“Tyvaso DPI is one of the easiest ways for patients to administer a prostacyclin, delivering the proven efficacy of treprostinil through a small inhaler that fits in the palm of the patient’s hand. We look forward to launching this exciting new product, and the opportunity to introduce treprostinil to more patients with PAH and PH-ILD,” Michael Benkowitz, United’s president and chief operating officer, said in a press release.
Treprostinil is a vasodilator — a substance that prompts blood vessels to relax and widen, thus lowering blood pressure — that works by mimicking the activity of a naturally occurring signaling molecule called prostacyclin.

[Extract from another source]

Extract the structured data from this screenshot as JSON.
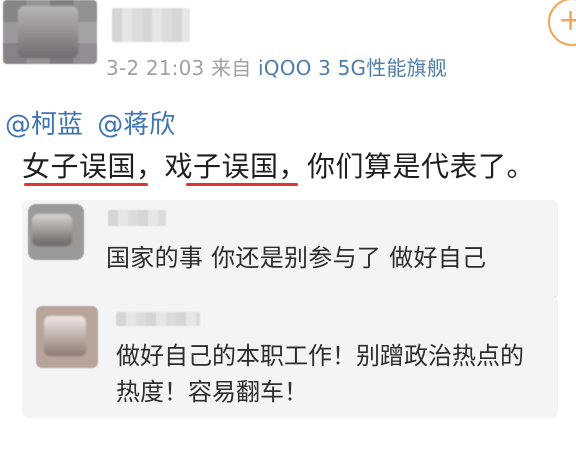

Treprostinil had previously been available in several formulations, including Tyvaso (inhaled), Orenitram (oral), and Remodulin (infusion/injection).
All of these formulations are marketed by United, and all are approved to treat PAH. Tyvaso — and now Tyvaso DPI — are the only therapies approved by the FDA for PH-ILD, when blood pressure in the lungs is high due to a disease that causes lung scarring.
United applied to the FDA requesting approval of Tyvaso DPI last year. The application, which was given priority review, was supported by data from a Phase 1 clinical study called BREEZE (NCT03950739), in which 51 PAH patients who had been on stable treatment with the approved inhaled version of Tyvaso switched to Tyvaso DPI.
In addition to showing that the novel formulation was similarly safe as inhaled Tyvaso, results from BREEZE indicated that Tyvaso DPI led to improvement in exercise capacity, less patient-reported PAH symptoms and impact, and was more convenient for patients than the previously approved inhaled formulation.
“The convenience and portability of Tyvaso DPI may make it an important new option for patients with WHO Group 1 PAH and with WHO Group 3 PH-ILD, with the potential for improving the quality of life for this patient population,” said Shelley Shapiro, MD, PhD, from the David Geffen UCLA School of Medicine Pulmonary Hypertension Program.